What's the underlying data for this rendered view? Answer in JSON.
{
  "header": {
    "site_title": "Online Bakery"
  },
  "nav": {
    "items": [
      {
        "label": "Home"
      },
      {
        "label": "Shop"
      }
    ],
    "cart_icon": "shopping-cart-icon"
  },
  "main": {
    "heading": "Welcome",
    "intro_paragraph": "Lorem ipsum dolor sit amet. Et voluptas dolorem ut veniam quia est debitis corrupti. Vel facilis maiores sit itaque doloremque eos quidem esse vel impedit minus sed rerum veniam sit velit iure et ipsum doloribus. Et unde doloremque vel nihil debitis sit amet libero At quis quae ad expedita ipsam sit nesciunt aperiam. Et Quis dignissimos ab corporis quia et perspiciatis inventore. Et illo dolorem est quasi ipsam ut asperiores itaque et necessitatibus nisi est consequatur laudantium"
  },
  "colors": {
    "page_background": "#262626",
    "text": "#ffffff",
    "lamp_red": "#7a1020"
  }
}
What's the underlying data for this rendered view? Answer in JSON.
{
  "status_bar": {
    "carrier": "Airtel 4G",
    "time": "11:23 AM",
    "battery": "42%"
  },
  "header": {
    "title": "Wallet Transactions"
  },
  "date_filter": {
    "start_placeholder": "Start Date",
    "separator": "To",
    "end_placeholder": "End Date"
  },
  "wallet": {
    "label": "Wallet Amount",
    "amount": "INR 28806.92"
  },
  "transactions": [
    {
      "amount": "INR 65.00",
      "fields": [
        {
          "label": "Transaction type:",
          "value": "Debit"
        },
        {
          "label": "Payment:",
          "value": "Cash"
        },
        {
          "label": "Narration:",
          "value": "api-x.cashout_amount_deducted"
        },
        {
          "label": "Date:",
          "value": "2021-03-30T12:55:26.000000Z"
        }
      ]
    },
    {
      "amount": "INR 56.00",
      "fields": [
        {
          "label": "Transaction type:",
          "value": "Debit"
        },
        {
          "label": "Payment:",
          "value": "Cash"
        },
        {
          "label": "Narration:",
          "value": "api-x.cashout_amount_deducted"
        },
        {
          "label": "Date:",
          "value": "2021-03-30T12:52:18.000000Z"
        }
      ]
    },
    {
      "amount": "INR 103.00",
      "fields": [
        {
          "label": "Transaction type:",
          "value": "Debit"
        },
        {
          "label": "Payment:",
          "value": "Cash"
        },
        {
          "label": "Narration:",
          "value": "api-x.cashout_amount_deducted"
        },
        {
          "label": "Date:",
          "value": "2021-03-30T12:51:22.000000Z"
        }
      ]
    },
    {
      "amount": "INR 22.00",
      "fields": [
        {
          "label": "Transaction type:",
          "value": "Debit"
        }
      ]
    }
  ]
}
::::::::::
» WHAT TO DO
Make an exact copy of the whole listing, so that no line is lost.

» SOLUTION TO THE PROBLEM
What's the underlying data for this rendered view? Answer in JSON.
{
  "header": {
    "site_title": "Online Bakery"
  },
  "nav": {
    "items": [
      {
        "label": "Home"
      },
      {
        "label": "Shop"
      }
    ],
    "cart_icon": "shopping-cart-icon"
  },
  "main": {
    "heading": "Welcome",
    "intro_paragraph": "Lorem ipsum dolor sit amet. Et voluptas dolorem ut veniam quia est debitis corrupti. Vel facilis maiores sit itaque doloremque eos quidem esse vel impedit minus sed rerum veniam sit velit iure et ipsum doloribus. Et unde doloremque vel nihil debitis sit amet libero At quis quae ad expedita ipsam sit nesciunt aperiam. Et Quis dignissimos ab corporis quia et perspiciatis inventore. Et illo dolorem est quasi ipsam ut asperiores itaque et necessitatibus nisi est consequatur laudantium"
  },
  "colors": {
    "page_background": "#262626",
    "text": "#ffffff",
    "lamp_red": "#7a1020"
  }
}
What's the underlying data for this rendered view? Answer in JSON.
{
  "status_bar": {
    "carrier": "Airtel 4G",
    "time": "11:23 AM",
    "battery": "42%"
  },
  "header": {
    "title": "Wallet Transactions"
  },
  "date_filter": {
    "start_placeholder": "Start Date",
    "separator": "To",
    "end_placeholder": "End Date"
  },
  "wallet": {
    "label": "Wallet Amount",
    "amount": "INR 28806.92"
  },
  "transactions": [
    {
      "amount": "INR 65.00",
      "fields": [
        {
          "label": "Transaction type:",
          "value": "Debit"
        },
        {
          "label": "Payment:",
          "value": "Cash"
        },
        {
          "label": "Narration:",
          "value": "api-x.cashout_amount_deducted"
        },
        {
          "label": "Date:",
          "value": "2021-03-30T12:55:26.000000Z"
        }
      ]
    },
    {
      "amount": "INR 56.00",
      "fields": [
        {
          "label": "Transaction type:",
          "value": "Debit"
        },
        {
          "label": "Payment:",
          "value": "Cash"
        },
        {
          "label": "Narration:",
          "value": "api-x.cashout_amount_deducted"
        },
        {
          "label": "Date:",
          "value": "2021-03-30T12:52:18.000000Z"
        }
      ]
    },
    {
      "amount": "INR 103.00",
      "fields": [
        {
          "label": "Transaction type:",
          "value": "Debit"
        },
        {
          "label": "Payment:",
          "value": "Cash"
        },
        {
          "label": "Narration:",
          "value": "api-x.cashout_amount_deducted"
        },
        {
          "label": "Date:",
          "value": "2021-03-30T12:51:22.000000Z"
        }
      ]
    },
    {
      "amount": "INR 22.00",
      "fields": [
        {
          "label": "Transaction type:",
          "value": "Debit"
        }
      ]
    }
  ]
}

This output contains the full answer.